## Problem description
Keep every line of the data below that has the string "this" and present those lines.
-------
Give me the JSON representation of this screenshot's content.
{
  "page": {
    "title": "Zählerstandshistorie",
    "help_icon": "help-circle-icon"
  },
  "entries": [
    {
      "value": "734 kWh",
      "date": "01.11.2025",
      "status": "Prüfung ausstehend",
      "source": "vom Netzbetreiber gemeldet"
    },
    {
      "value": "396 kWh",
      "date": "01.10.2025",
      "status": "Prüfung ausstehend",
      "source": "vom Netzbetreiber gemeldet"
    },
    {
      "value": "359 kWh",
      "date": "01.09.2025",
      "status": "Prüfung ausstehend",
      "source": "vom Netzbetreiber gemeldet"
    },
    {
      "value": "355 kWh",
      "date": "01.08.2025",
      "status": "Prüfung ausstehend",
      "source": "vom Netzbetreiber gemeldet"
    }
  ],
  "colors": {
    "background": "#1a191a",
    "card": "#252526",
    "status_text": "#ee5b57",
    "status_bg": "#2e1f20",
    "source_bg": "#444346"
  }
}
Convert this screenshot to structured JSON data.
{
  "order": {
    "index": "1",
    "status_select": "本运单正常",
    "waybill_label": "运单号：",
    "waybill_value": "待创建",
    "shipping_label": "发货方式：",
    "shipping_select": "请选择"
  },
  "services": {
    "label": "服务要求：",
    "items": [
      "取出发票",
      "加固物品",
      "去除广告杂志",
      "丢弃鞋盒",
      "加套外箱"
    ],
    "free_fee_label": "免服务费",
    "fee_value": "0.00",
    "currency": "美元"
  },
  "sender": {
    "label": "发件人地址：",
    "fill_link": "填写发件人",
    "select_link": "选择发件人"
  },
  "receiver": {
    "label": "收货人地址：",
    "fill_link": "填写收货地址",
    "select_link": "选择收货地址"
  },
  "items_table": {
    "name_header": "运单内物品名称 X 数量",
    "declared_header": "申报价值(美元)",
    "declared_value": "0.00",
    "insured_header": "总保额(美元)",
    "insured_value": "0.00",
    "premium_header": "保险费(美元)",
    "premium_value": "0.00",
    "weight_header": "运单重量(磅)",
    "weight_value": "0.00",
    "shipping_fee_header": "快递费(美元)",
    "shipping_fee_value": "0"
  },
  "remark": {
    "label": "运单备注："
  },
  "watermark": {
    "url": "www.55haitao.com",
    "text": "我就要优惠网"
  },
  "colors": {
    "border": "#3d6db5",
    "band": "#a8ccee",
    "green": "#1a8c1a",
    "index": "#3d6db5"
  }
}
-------
## The completed task
Give me the JSON representation of this screenshot's content.
Convert this screenshot to structured JSON data.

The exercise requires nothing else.